§ **Task prompt**
Scan the entries below for the string "Hello" and copy every line where it turns up.
* * * * * * * * *
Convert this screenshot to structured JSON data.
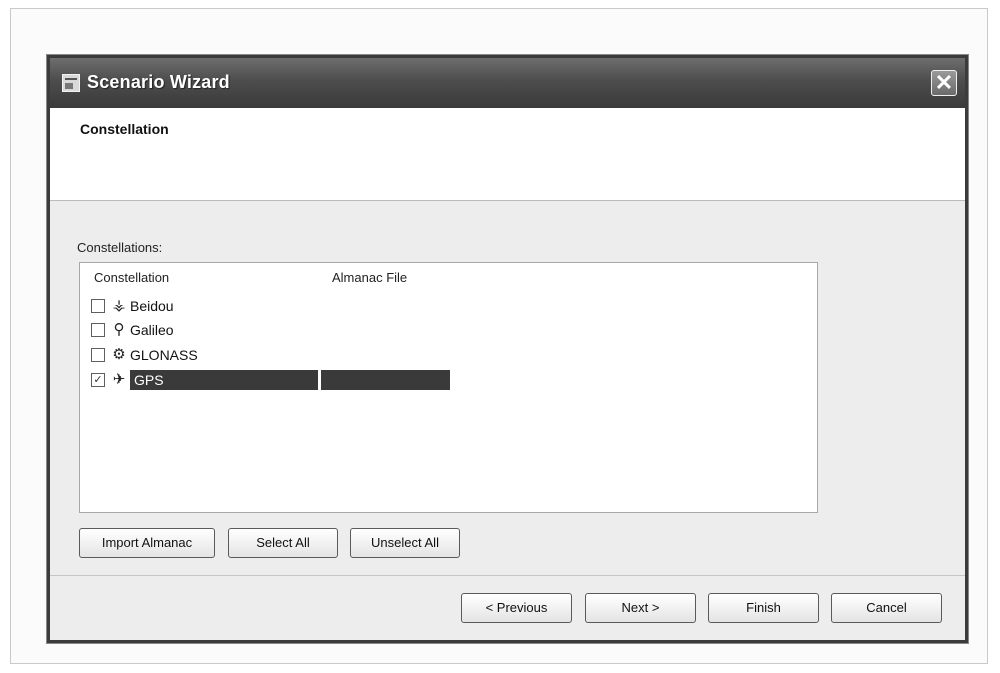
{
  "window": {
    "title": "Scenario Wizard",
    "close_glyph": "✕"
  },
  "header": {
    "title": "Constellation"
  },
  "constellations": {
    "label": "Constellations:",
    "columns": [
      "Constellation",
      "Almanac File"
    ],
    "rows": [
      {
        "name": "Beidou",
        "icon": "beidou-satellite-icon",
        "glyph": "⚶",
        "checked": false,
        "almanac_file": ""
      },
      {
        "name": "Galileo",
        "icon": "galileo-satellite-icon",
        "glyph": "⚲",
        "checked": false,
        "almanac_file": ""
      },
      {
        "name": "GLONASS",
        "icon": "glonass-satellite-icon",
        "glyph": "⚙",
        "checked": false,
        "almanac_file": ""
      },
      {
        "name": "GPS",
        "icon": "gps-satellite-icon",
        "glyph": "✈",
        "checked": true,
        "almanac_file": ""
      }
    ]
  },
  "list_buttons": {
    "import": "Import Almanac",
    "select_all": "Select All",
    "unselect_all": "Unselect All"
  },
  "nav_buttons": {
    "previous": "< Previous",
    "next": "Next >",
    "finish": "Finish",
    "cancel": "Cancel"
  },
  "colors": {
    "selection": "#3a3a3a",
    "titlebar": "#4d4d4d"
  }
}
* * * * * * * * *
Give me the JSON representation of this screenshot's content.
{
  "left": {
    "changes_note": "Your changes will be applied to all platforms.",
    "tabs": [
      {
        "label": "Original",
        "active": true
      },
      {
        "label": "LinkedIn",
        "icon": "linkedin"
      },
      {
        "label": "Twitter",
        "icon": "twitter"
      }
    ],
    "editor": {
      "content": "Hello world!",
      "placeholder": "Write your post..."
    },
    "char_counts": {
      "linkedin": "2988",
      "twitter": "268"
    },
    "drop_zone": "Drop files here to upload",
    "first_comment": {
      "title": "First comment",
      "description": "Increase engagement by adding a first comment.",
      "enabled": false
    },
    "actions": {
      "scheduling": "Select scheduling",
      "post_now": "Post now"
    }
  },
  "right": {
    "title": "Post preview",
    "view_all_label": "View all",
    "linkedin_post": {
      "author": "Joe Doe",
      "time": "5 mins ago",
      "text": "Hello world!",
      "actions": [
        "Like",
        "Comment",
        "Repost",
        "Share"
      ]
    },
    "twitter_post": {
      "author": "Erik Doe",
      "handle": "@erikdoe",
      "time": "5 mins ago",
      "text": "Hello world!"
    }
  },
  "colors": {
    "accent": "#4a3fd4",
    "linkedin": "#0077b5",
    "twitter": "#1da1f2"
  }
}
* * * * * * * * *
§ **Solution**
      "content": "Hello world!",
      "text": "Hello world!",
      "text": "Hello world!"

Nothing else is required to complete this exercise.